• ABOUT THIS EXERCISE
Among the records, how many lines contain "DZGEN"? Only the number is needed.
---------- DATA RECORDS
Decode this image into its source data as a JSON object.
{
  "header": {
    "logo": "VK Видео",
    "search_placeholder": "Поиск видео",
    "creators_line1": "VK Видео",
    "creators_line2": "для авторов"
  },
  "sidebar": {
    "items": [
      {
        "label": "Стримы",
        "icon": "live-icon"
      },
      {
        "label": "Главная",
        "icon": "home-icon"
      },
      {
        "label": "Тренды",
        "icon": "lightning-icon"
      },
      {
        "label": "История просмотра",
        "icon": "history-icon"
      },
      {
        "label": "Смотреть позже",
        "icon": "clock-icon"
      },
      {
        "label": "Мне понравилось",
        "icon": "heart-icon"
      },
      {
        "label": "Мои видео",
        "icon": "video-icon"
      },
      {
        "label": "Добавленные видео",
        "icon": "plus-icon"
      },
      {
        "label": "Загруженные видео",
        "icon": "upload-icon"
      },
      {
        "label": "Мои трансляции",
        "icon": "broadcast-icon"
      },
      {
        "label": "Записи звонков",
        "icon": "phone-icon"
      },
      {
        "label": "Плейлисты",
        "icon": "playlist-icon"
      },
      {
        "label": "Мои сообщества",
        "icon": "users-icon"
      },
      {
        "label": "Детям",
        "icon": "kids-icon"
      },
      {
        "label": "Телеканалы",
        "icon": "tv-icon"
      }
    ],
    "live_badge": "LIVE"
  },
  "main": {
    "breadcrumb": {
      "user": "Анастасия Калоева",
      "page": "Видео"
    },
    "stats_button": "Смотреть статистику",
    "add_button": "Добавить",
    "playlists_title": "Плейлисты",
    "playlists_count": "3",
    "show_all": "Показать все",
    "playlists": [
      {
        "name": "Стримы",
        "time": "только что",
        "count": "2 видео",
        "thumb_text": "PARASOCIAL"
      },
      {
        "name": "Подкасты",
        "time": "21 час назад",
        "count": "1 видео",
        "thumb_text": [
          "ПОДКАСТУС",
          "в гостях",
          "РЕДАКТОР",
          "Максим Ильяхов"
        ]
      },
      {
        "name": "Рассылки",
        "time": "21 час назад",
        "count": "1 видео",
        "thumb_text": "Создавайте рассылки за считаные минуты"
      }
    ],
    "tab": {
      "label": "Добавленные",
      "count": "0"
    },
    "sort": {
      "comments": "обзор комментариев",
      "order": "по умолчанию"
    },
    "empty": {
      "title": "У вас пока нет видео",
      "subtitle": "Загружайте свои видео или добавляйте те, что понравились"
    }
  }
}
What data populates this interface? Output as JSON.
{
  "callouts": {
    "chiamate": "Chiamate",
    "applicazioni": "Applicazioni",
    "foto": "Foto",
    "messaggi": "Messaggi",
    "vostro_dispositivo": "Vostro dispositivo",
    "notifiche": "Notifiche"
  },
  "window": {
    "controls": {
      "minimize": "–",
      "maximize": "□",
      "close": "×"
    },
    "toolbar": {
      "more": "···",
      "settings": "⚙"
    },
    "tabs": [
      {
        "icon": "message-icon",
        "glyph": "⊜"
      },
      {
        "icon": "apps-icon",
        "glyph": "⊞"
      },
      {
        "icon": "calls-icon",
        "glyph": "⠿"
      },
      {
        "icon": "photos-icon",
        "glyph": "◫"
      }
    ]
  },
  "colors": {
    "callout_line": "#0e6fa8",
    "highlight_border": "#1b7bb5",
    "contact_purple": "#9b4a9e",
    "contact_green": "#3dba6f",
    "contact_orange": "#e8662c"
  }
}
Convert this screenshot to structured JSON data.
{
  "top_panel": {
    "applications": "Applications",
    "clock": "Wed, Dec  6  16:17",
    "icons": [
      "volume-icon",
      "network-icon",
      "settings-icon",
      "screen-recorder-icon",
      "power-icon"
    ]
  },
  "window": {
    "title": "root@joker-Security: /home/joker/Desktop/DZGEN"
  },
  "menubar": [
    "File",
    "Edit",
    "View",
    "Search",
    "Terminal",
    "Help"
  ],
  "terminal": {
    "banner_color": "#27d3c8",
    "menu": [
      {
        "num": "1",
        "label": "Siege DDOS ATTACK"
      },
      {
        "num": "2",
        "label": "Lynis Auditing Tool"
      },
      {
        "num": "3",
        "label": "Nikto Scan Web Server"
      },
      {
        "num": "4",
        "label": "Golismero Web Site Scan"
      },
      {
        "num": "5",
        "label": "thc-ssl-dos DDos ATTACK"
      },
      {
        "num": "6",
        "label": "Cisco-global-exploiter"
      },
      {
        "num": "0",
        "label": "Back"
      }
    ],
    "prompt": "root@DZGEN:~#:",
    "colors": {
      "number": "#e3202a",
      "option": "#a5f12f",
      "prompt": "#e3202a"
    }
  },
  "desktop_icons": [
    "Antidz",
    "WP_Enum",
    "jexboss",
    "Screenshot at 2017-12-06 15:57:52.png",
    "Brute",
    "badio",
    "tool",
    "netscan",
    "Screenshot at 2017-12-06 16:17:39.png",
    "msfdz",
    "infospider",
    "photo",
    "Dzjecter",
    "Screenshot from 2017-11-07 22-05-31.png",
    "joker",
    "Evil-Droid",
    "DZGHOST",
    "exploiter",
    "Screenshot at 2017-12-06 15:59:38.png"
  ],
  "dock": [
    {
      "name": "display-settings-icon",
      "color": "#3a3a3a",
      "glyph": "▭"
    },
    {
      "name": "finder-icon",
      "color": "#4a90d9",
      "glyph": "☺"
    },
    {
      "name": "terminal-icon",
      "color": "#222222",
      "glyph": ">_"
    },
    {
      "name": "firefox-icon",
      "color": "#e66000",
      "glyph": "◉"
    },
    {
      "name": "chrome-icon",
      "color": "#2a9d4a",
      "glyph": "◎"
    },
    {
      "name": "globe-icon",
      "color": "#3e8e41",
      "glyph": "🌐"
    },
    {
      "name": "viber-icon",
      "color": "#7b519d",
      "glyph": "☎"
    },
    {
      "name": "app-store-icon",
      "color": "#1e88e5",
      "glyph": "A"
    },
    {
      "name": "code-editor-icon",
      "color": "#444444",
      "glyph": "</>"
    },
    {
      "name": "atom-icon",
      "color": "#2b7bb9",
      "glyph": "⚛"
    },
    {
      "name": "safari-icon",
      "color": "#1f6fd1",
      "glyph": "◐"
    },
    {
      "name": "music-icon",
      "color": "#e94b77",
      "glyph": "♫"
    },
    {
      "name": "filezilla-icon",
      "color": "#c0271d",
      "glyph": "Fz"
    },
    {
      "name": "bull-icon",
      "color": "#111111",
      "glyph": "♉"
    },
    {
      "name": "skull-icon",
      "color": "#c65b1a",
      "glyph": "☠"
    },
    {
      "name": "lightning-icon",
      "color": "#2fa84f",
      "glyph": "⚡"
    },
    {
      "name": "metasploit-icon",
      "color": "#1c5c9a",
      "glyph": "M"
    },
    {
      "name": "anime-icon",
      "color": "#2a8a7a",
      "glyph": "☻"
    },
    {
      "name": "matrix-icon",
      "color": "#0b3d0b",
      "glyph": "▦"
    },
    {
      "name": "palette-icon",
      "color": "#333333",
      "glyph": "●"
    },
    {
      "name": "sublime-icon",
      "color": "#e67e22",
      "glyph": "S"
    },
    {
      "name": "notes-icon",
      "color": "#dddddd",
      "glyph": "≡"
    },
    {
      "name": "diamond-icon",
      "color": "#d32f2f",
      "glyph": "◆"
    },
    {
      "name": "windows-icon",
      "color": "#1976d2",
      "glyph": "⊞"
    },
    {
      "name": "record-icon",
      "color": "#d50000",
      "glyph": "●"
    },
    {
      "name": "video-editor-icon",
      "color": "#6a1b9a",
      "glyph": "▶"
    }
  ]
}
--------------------
• EXERCISE SOLUTION
2